“No,” said George. “We don’t need it, and we’d not let the baby be spoiled by it.”
A long and busy pause, then Eleanor: “I’ve known some nice people with money. But they’d have been nicer, I guess, without it. It’s so hard to have friends or to be friends if one has money—lots of money. George Helm, do untwist your legs. You’ll get awful cramps.”
“They’re used to it,” replied the governor and statesman. “Now, listen! now, fat one!”
And with a wild shout of glee the “fat one” fell upon the finished castle, fist and foot, and demolished it, and rolled in the ruins with his father and mother mauling him and each other. The waitress, coming to announce lunch, caught them. But she was used to it. She laughed at them and they laughed back at her. On the way down, George said:
“I’ve figured it all out. I could force them to give me a second term. But I want to get my independent movement under way. So I’ll let Sayler and Hazelrigg do as they like, and I’ll run independent—and take a defeat.”
“I’ll be glad to get away from this house,” said Eleanor. “I sometimes think it’s damp and bad for the baby.”
“Oh, we’ll be back here in a few years, all right,” said George. “I’ve got a lot of work to do in this job of governor.”
“Well—by that time the baby won’t any longer be a baby——”
She stopped short on the stairway. “Oh, George!” she cried. “Isn’t that a frightful thought! If we could only keep him as he is—and ourselves as we are—always!”
George did not like the thought either. But he said cheeringly, “I guess we’ll find as many things to like in to-morrow as we’ve found in to-day. Anyhow, let’s hope so.”
She gave his arm a squeeze. “Hope so? We know so! As many things? More things, George—every day more and more things—to like—to love—to live for.”
George was suddenly so happy that he carried her and the baby the rest of the way down stairs—she in one arm, the baby in the other, with equal ease. What a good old world it was, after all—if one only took it right!
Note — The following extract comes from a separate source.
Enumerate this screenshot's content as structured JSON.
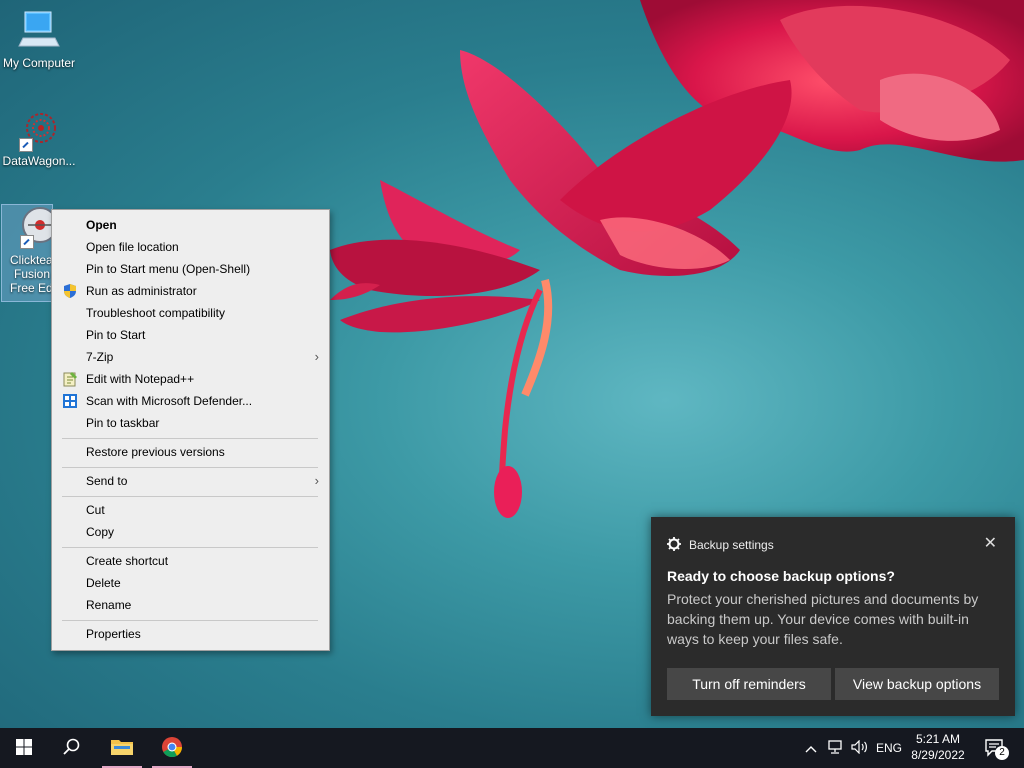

The one thing it lacked was “the people.” If there were a real “people”—intelligent, persistent, not easily fooled, no longer conquerable and easy to rob and oppress through their ignorance and their prejudices—if there were “the people,” refusing to be ruled except by and for themselves, what a heaven of a world it would become! Well—the thing to do was to fall to and do his share toward making this “people.”
They were at lunch—a little table, he, his wife, the baby in a high-chair. George and Eleanor looked at each other, and their eyes filled; for the same thought came to both. The “fat one” halted his spoon on its way to his mouth and looked inquiringly from one to the other. Said she unsteadily, laughing to keep from crying:
“Don’t, George—don’t look at me like that. We’ll make the baby cry.”